This article will explain the history and primary uses of the beaver pelt as a material. We’ll also look at what other things are made from beaver pelt.
What Is Beaver Pelt?
Pelt is the fur coat of the beaver, and it first began to be used to craft hats in the mid-1800s. To be made useful, the beaver’s coat needs to be cleaned and stretched into a resilient, shapeable material.
A single piece of beaver pelt can be up to two feet in diameter. The resulting beaver pelt is dark brown and can repel and resist water damage.
Since beaver pelt is a highly versatile and durable material, it is often assumed that the pelt retails at a high price. Much like the raccoon pelt, a lot of work goes into prepping the beaver pelt to be sold.
However, a quality piece of beaver pelt retails for just $10 to $15 in today’s market. When the beaver pelt was first sold, however, it retailed for $2, equivalent to $48 in today’s market.

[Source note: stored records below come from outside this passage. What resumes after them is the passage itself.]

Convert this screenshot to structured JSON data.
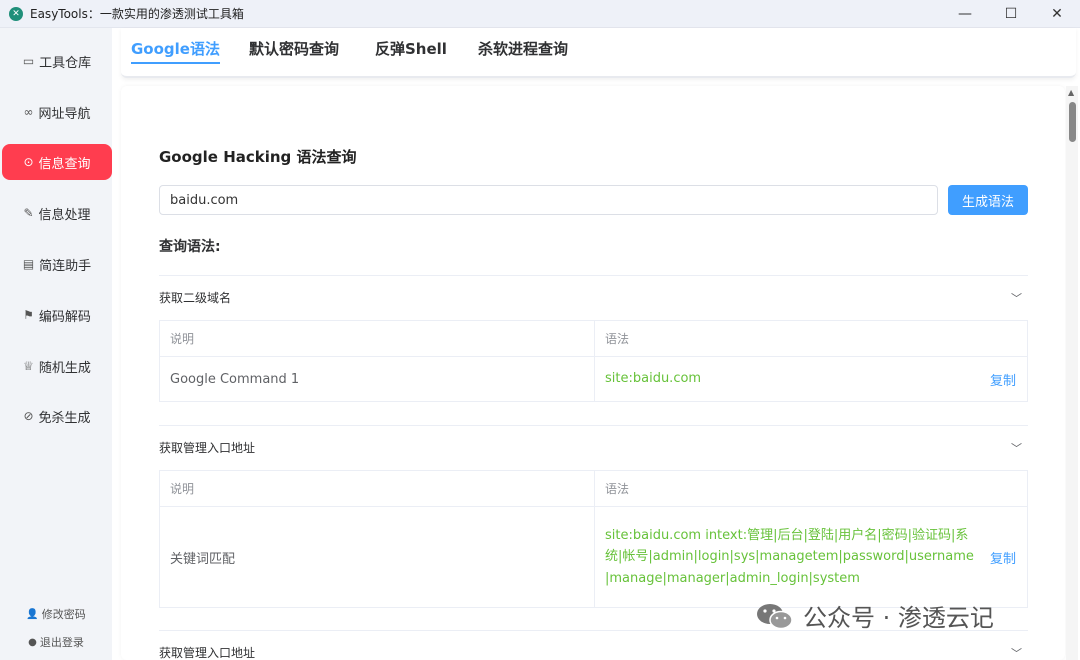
{
  "window": {
    "title": "EasyTools：一款实用的渗透测试工具箱",
    "controls": [
      "—",
      "☐",
      "✕"
    ]
  },
  "sidebar": {
    "items": [
      {
        "icon": "toolbox-icon",
        "glyph": "▭",
        "label": "工具仓库"
      },
      {
        "icon": "link-icon",
        "glyph": "∞",
        "label": "网址导航"
      },
      {
        "icon": "search-doc-icon",
        "glyph": "⊙",
        "label": "信息查询"
      },
      {
        "icon": "edit-icon",
        "glyph": "✎",
        "label": "信息处理"
      },
      {
        "icon": "news-icon",
        "glyph": "▤",
        "label": "简连助手"
      },
      {
        "icon": "flag-icon",
        "glyph": "⚑",
        "label": "编码解码"
      },
      {
        "icon": "trophy-icon",
        "glyph": "♕",
        "label": "随机生成"
      },
      {
        "icon": "pill-icon",
        "glyph": "⊘",
        "label": "免杀生成"
      }
    ],
    "active_index": 2,
    "change_password": "修改密码",
    "logout": "退出登录"
  },
  "tabs": [
    {
      "label": "Google语法"
    },
    {
      "label": "默认密码查询"
    },
    {
      "label": "反弹Shell"
    },
    {
      "label": "杀软进程查询"
    }
  ],
  "main": {
    "section_title": "Google Hacking 语法查询",
    "search_value": "baidu.com",
    "generate_button": "生成语法",
    "query_label": "查询语法:",
    "groups": [
      {
        "title": "获取二级域名",
        "col_desc": "说明",
        "col_syntax": "语法",
        "rows": [
          {
            "desc": "Google Command 1",
            "syntax": "site:baidu.com",
            "copy": "复制"
          }
        ]
      },
      {
        "title": "获取管理入口地址",
        "col_desc": "说明",
        "col_syntax": "语法",
        "rows": [
          {
            "desc": "关键词匹配",
            "syntax": "site:baidu.com intext:管理|后台|登陆|用户名|密码|验证码|系统|帐号|admin|login|sys|managetem|password|username|manage|manager|admin_login|system",
            "copy": "复制"
          }
        ]
      },
      {
        "title": "获取管理入口地址"
      }
    ]
  },
  "watermark": "公众号 · 渗透云记"
}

Hats made with beaver pelt in the past went for premium prices, to a greater extent than today.
What Is Beaver Pelt Used for Other Than for Making Hats?
Beaver pelt was initially used as a trade unit in North America during the mid-1800s. For example, one could trade about twelve beaver pelts for one fully functioning four-foot-long gun, which would have been considered a fair trade at the time.
Since it was initially used for trading purposes, the beaver pelt was regarded as a form of alternate currency.
What Types of Hats Are Made From Beaver Pelt?
The Beaver pelt is rated on an x-factor scale, which is used to rank the quality of the beaver pelt based on its shape and its density. The lowest ranking pelt would be assigned to a 1 x, while the highest-ranking pelt would be assigned to a 10 x.
Any hat crafted from a beaver pelt that ranks at a 5 x or lower would likely be a lower-grade material with little to no beaver fur remaining on the fabric. The Stetson brand was the first to rank pelts using the X-factor scale.
Today, different types of hats are still crafted from beaver pelt. They include the:
- Cowboy hat
- Beaver hat
- Continental Tricorne
- Naval cocked hat
These are just a few hats crafted from the resilient beaver pelt in both the past and the present. Today, brands such as Stetson, Duluth Trading, and Neiman Marcus still sell hats that were made with beaver pelt.
You might be able to get a brand-name hat from one of these companies for less money due to the quality of the pelt.
What Other Materials Are Used To Make Hats?
Other than the beaver pelt, several other materials are often used to create a number of different hat styles. Some of those materials include:
- Cotton: Cotton has been used to craft hats and other accessories and garments for a long time. Cotton hats are naturally hypogenic, which would eliminate the risk of skin irritation.
- Polyester: Another popular hat material is polyester. Which is one of the cheapest materials that hats on today’s market could be made of.
- Wool: Many woven or knitted hats, such as the beanie, is made from wool. Many of the most classic hat styles withstood the test of time.
Several new and traditional materials are used to create hats at various price points. The beaver pelt is one example of a hat material that has undoubtedly withstood the test of time.
Due to the durability and water-resistant nature of the beaver pelt, it will continue to be utilized in crafting hats for many years.
Each piece of beaver pelt is ranked according to its durability and the amount of fur that remains attached to the material. The scale organizes different cuts of pelt according to their quality and determines which price point the hats will be sold at.